ON EXECUTIVE PAY

"My salary is just over £1m. Whether or not there is anything in addition to that is up to the board."

"We certainly understand that there's a debate about executive compensation. With my role as chief executive comes a responsibly to both be responsible, but also to operate competitively.

"Our customers and clients want us to put the best people in the jobs that take risk, and the jobs that cover clients, and the jobs that provide control.

"And so our job is to balance both being responsible, but also being competitive. In many of the business we operate in we operate globally, and we're competing with other global financial institutions - so I think that's the balance that we're constantly working on.

"Everyone in society worries about the fact that in financial institutions, there were definitely examples of pay for failure.

"There were definitely examples of banks having to take taxpayer money when things go wrong.
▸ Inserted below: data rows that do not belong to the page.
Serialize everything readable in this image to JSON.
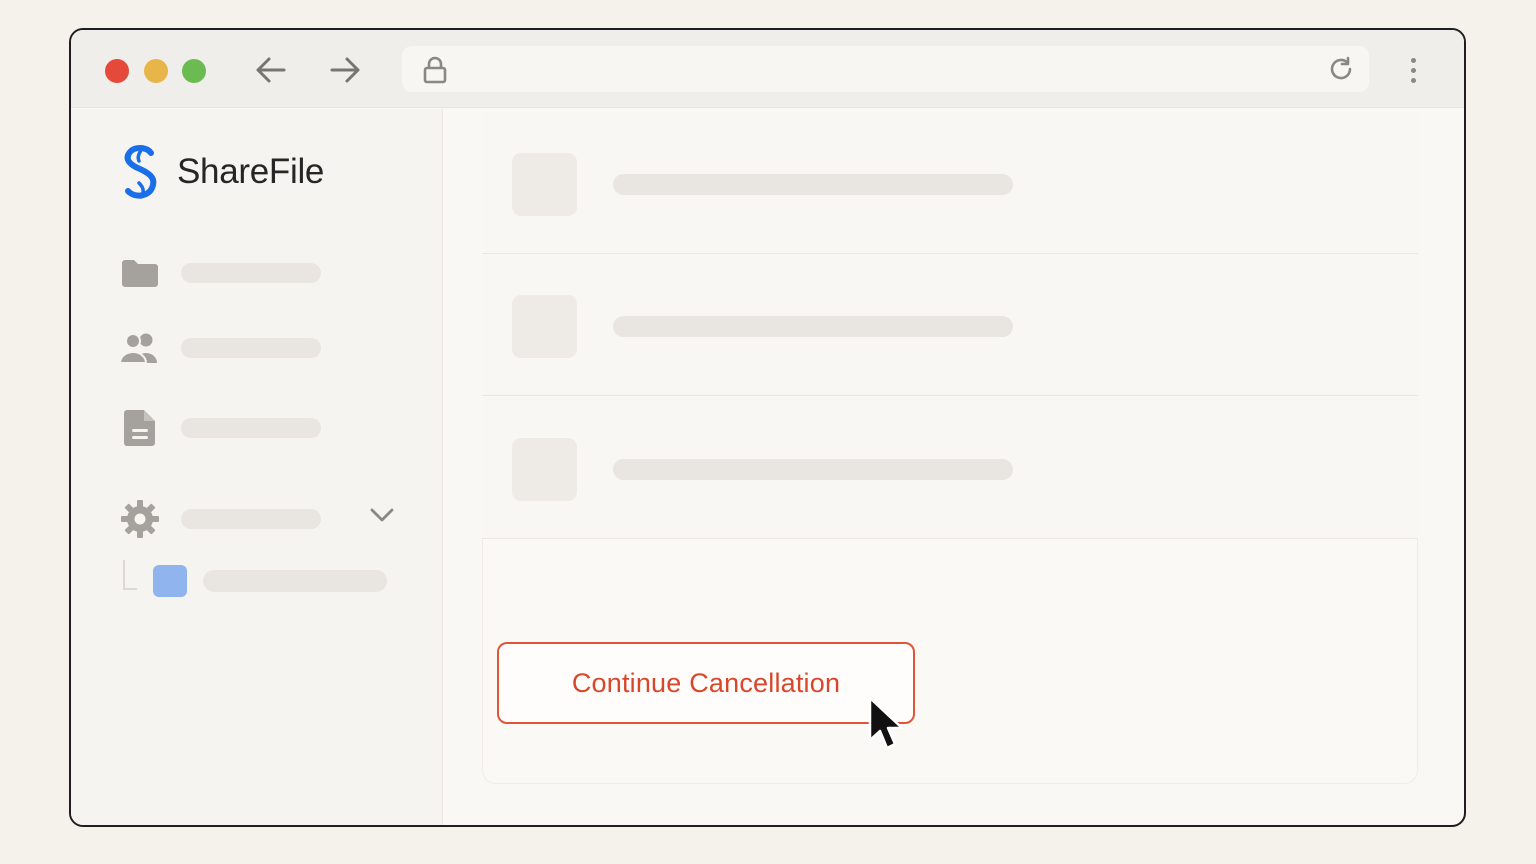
{
  "browser": {
    "traffic_lights": [
      "close",
      "minimize",
      "maximize"
    ],
    "icons": {
      "back": "arrow-left-icon",
      "forward": "arrow-right-icon",
      "lock": "lock-icon",
      "reload": "reload-icon",
      "menu": "kebab-menu-icon"
    }
  },
  "sidebar": {
    "brand": {
      "name": "ShareFile",
      "logo_color": "#1a6fe8"
    },
    "items": [
      {
        "icon": "folder-icon",
        "label": ""
      },
      {
        "icon": "users-icon",
        "label": ""
      },
      {
        "icon": "document-icon",
        "label": ""
      },
      {
        "icon": "gear-icon",
        "label": "",
        "expandable": true
      }
    ],
    "subitem": {
      "icon_color": "#8fb4ee",
      "label": ""
    }
  },
  "main": {
    "rows": [
      {
        "label": ""
      },
      {
        "label": ""
      },
      {
        "label": ""
      }
    ],
    "cancel_button": {
      "label": "Continue Cancellation",
      "color": "#d9472b"
    }
  }
}
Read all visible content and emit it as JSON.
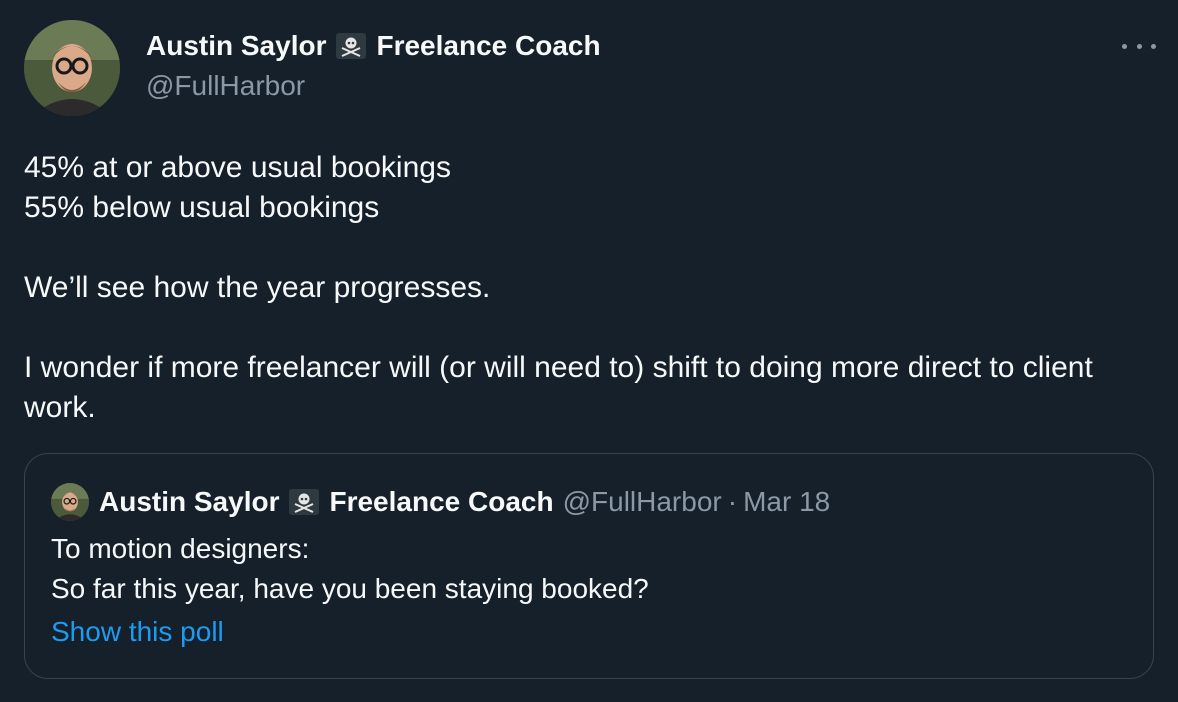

We feel very strongly that that shouldn't happen.

"The debate that is out there today about pay packages is something we all have to listen to."

"I don't have the option to just determine what compensation is, without considering competition, without considering how I best serve my customers and clients."




FEATURES AND COMMENT
Ajibola Lewis (right) with her daughter Police custody 'scandal'
A charity calls for a public inquiry into the number of people who die while being held by police.

Christmas tree Mass Observing the season
The spirits of Christmases past, as seen by the British people

Children selling low-value goods at the roadside are a familiar sight in Liberia Catch-22
Evan Davis examines Liberia's attempt to rebuild its economy following the recent civil war.

AUDIO SLIDESHOWS
RECENT INTERVIEWS

BBC navigation

BBC © 2013 The BBC is not responsible for the content of external sites. Read more.

This page is best viewed in an up-to-date web browser with style sheets (CSS) enabled. While you will be able to view the content of this page in your current browser, you will not be able to get the full visual experience. Please consider upgrading your browser software or enabling style sheets (CSS) if you are able to do so.

Americas Africa Europe Middle East South Asia Asia Pacific